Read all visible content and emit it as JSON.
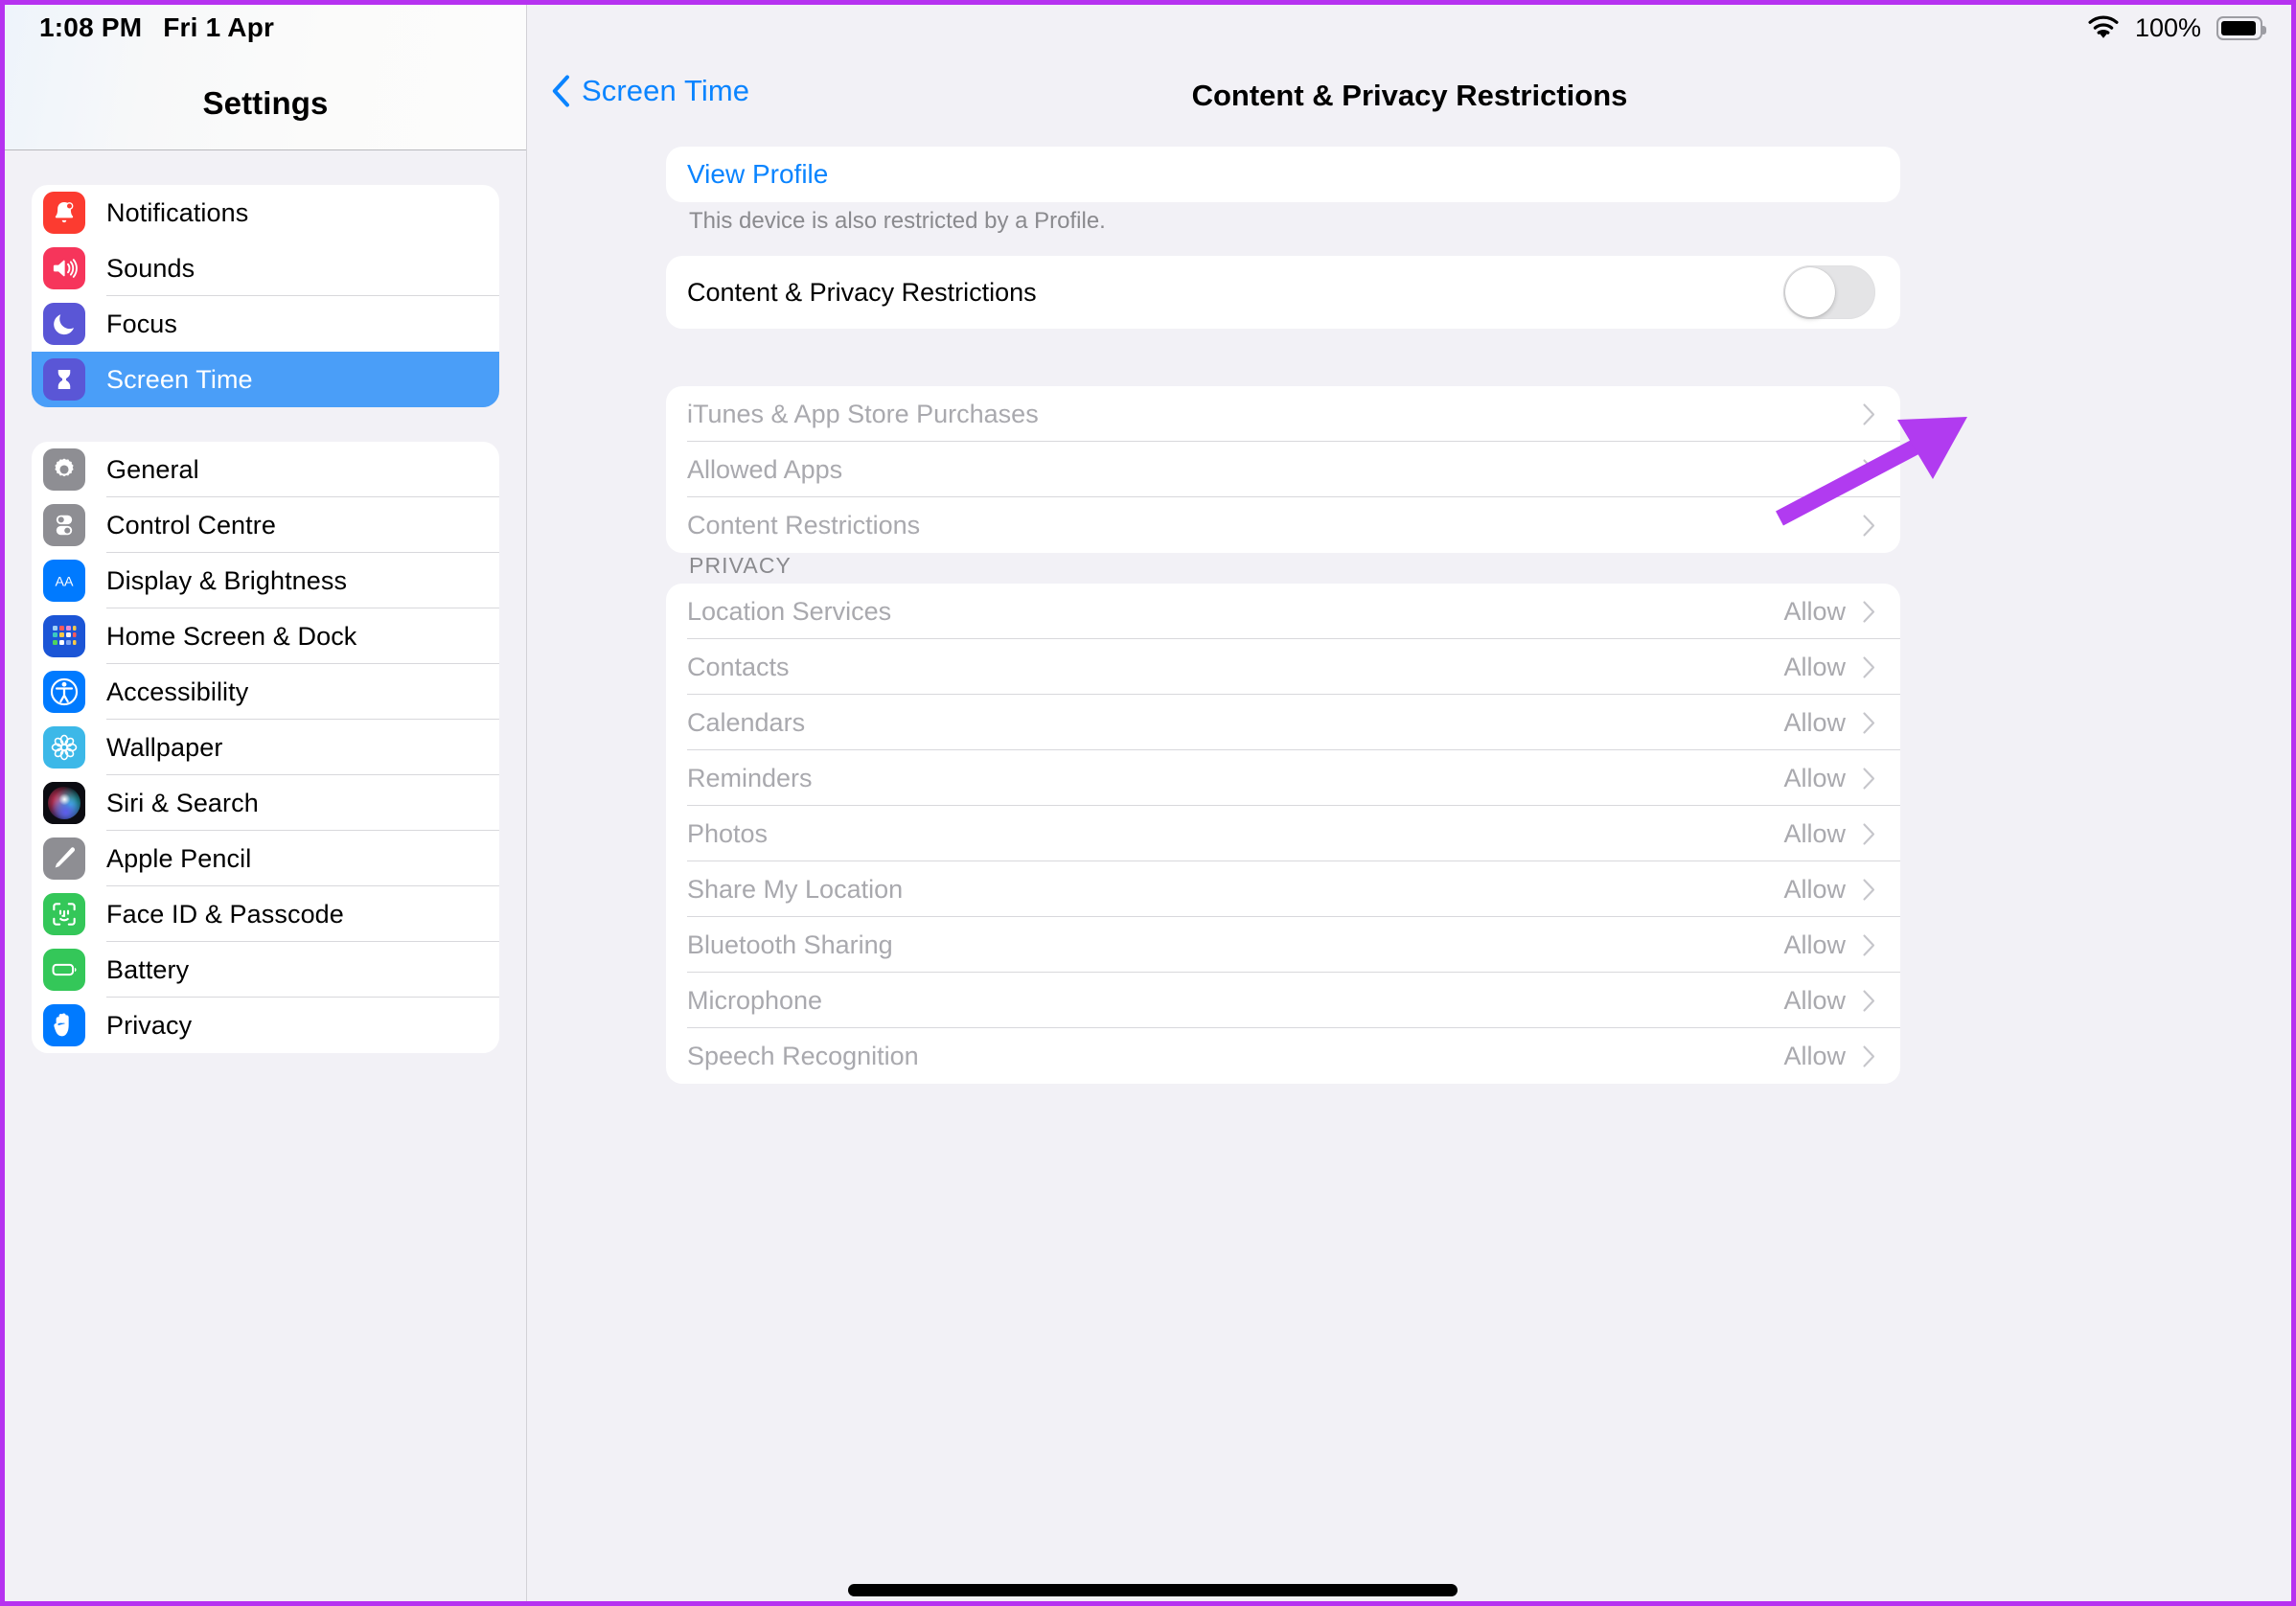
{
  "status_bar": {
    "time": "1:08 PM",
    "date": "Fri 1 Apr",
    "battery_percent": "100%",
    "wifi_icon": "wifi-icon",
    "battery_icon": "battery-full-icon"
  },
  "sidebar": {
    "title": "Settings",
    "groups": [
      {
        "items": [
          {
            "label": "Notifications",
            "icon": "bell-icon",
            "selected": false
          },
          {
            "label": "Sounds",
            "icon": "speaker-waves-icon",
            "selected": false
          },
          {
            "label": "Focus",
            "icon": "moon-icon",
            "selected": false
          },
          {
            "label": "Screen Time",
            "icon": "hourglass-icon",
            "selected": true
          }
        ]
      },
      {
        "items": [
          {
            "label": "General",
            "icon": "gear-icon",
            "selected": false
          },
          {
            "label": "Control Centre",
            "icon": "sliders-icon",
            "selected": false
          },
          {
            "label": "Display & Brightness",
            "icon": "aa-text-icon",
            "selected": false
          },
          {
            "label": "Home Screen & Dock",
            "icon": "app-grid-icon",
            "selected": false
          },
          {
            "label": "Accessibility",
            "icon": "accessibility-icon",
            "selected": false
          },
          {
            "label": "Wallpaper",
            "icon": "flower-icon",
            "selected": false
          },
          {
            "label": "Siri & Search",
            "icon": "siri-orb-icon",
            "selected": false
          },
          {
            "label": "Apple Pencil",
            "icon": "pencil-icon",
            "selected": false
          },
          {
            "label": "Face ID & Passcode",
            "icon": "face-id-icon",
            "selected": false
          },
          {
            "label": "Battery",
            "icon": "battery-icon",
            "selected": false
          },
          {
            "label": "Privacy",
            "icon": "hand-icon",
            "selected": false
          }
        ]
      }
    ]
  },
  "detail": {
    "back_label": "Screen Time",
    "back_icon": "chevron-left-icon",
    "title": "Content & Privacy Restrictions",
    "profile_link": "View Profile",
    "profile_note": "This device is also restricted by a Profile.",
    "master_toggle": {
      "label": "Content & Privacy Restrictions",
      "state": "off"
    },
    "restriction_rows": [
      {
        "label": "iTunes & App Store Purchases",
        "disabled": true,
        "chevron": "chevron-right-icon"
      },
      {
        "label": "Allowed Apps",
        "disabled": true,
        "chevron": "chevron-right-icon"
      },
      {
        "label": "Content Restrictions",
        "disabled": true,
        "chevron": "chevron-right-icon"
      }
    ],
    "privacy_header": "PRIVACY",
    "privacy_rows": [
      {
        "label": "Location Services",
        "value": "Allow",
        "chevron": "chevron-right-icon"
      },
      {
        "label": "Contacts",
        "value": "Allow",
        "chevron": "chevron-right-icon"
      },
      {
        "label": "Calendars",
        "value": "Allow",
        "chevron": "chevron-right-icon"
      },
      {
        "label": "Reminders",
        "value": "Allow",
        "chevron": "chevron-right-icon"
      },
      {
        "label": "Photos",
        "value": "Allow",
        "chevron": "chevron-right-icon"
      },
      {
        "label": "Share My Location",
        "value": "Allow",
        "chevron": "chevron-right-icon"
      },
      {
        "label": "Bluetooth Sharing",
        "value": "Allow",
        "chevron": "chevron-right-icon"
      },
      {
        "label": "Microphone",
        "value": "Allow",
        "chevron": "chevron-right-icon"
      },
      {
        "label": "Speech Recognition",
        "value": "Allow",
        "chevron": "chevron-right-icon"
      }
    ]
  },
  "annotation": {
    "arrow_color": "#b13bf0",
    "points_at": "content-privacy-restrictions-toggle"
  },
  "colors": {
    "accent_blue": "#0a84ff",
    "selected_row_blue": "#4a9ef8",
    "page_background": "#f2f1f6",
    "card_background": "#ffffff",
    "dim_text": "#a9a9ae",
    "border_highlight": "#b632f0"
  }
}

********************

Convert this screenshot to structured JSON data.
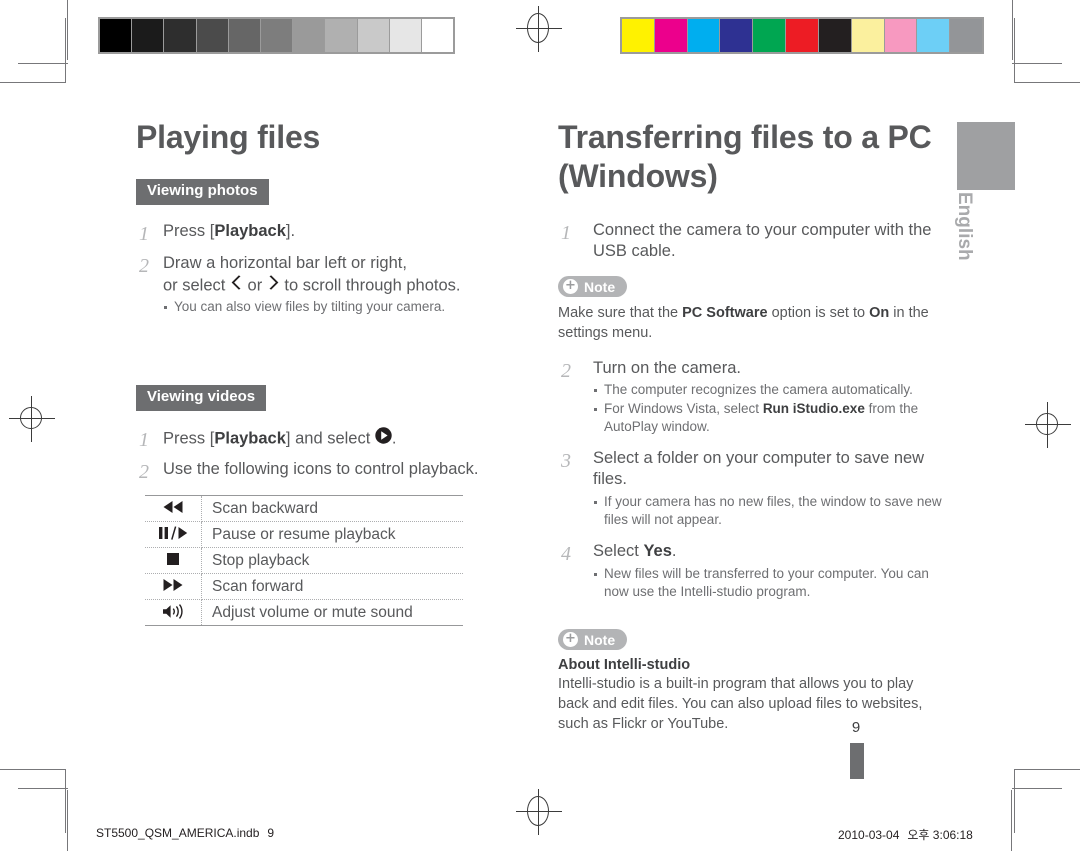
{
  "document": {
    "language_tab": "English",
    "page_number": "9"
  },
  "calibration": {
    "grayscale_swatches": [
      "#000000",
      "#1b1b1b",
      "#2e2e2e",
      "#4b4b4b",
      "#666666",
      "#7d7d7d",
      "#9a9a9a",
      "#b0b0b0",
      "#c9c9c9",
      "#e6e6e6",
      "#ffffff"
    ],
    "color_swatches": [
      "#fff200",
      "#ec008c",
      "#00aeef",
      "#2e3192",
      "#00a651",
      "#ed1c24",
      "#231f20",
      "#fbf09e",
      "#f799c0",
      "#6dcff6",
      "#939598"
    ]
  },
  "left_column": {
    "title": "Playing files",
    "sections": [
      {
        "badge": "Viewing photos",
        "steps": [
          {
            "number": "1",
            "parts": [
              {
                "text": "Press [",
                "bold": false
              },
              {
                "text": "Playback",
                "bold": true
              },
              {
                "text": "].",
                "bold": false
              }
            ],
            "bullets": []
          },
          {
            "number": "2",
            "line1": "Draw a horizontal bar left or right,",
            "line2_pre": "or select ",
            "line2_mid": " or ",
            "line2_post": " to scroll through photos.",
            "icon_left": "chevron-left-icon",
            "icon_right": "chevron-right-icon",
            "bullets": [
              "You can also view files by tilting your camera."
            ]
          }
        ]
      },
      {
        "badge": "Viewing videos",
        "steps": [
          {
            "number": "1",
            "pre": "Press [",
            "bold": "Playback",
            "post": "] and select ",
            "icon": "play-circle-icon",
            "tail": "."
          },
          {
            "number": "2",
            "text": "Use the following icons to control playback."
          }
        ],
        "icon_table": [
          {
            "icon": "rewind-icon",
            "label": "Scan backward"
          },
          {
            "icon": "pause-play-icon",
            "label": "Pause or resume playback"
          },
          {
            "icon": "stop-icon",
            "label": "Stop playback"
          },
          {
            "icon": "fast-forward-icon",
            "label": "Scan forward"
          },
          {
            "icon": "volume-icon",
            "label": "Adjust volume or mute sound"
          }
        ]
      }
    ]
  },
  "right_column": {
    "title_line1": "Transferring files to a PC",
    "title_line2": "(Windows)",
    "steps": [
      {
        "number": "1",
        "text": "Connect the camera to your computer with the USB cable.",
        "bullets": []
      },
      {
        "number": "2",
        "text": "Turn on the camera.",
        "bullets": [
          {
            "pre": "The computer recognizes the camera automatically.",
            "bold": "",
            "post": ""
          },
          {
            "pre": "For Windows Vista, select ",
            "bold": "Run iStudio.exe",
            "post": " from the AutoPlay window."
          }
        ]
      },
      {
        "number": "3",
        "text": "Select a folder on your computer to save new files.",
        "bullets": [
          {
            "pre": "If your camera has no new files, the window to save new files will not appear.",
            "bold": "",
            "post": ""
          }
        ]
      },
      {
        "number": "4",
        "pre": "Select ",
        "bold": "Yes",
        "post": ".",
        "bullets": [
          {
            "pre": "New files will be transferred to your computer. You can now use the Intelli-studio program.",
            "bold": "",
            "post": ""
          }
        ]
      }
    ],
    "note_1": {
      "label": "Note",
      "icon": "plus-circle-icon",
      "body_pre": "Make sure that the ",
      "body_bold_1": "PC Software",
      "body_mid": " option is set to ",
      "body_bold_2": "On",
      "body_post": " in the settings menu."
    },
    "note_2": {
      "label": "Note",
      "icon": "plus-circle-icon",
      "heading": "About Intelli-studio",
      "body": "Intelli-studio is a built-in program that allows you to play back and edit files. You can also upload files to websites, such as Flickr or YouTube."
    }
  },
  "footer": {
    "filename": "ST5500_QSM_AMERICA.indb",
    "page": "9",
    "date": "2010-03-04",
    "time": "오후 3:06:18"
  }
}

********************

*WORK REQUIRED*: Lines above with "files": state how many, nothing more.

*ANSWER TO THIS EXERCISE*: 7